• _WHAT NEEDS TO BE DONE_: From the material below, list every line containing "image".
_ _ _ _
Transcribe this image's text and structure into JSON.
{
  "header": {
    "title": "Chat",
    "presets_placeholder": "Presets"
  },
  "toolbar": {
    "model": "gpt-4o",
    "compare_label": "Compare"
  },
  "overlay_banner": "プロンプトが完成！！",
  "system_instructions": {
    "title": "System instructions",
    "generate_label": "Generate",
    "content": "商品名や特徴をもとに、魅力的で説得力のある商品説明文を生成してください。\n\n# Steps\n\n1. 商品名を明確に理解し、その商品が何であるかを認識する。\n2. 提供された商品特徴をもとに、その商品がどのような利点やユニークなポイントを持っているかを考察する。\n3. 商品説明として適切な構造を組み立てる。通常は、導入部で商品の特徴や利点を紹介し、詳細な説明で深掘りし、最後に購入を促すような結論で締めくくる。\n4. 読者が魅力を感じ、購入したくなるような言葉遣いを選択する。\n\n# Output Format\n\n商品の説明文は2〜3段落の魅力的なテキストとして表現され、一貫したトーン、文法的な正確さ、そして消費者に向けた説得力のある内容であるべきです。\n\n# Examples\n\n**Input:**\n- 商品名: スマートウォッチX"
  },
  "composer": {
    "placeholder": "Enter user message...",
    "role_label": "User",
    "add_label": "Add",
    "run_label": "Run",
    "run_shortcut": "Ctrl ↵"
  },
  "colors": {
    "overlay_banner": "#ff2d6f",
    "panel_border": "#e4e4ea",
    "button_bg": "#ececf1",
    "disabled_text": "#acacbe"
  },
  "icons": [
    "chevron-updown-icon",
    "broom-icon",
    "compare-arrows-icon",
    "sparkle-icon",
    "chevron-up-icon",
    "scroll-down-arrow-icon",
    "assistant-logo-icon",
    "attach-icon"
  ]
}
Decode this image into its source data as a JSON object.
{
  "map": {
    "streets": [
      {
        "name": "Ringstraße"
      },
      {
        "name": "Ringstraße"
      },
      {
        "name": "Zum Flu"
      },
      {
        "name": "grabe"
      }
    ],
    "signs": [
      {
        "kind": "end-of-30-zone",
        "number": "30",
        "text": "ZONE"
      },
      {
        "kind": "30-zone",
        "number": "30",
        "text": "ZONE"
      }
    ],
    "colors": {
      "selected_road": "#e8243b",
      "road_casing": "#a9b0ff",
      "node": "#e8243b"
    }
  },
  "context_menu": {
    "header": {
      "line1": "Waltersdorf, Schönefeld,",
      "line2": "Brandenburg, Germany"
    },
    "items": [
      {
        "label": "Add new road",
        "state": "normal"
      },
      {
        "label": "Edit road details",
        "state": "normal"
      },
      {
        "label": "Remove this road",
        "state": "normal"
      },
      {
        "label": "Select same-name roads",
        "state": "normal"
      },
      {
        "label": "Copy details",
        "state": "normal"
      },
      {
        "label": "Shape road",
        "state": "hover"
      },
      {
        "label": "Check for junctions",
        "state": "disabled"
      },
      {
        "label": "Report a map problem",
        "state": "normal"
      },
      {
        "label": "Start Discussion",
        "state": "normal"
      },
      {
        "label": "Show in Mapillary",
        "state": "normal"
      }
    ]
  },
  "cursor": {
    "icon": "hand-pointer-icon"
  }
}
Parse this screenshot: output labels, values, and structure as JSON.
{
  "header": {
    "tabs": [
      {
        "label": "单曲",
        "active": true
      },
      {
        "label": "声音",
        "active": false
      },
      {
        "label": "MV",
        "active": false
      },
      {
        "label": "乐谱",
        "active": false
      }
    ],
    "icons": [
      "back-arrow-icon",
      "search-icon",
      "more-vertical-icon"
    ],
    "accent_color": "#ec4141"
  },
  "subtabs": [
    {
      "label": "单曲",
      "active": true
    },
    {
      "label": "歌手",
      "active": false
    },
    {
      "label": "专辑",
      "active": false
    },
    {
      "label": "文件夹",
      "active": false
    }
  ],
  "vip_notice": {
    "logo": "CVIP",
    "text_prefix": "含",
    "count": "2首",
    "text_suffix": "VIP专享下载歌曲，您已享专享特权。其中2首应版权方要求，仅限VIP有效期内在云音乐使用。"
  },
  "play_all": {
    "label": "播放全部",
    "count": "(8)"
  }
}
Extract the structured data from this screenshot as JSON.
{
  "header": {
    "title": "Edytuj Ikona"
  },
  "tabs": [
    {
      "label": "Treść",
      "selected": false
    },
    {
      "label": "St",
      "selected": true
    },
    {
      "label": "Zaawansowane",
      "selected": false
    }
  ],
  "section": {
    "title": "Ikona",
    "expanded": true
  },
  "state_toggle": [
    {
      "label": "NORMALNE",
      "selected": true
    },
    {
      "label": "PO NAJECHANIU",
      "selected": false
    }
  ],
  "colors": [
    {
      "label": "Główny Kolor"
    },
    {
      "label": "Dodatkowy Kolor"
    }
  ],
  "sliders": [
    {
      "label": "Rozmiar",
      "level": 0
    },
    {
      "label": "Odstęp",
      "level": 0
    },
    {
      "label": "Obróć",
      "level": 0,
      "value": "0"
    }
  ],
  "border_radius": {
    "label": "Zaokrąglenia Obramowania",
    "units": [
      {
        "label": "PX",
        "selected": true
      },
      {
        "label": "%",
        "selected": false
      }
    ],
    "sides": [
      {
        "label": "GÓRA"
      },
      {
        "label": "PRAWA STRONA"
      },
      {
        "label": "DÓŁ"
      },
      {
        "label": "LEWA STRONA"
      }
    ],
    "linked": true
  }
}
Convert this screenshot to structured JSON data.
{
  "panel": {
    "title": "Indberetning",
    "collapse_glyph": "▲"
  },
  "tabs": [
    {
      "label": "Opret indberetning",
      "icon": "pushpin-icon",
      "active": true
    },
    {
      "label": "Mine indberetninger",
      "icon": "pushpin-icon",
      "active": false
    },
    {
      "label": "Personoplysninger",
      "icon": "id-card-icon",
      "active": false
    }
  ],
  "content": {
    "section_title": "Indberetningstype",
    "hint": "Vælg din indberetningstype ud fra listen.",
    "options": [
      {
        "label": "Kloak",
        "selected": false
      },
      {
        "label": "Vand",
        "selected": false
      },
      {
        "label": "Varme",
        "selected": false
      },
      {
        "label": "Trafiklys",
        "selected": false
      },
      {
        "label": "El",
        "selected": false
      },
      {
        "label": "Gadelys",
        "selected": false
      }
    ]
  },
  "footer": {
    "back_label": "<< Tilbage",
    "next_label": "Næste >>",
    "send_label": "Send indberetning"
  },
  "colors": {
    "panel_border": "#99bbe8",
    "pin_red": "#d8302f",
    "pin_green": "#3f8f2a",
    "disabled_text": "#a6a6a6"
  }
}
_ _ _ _
• _RESPONSE TO THE EXERCISE_:
Transcribe this image's text and structure into JSON.
Decode this image into its source data as a JSON object.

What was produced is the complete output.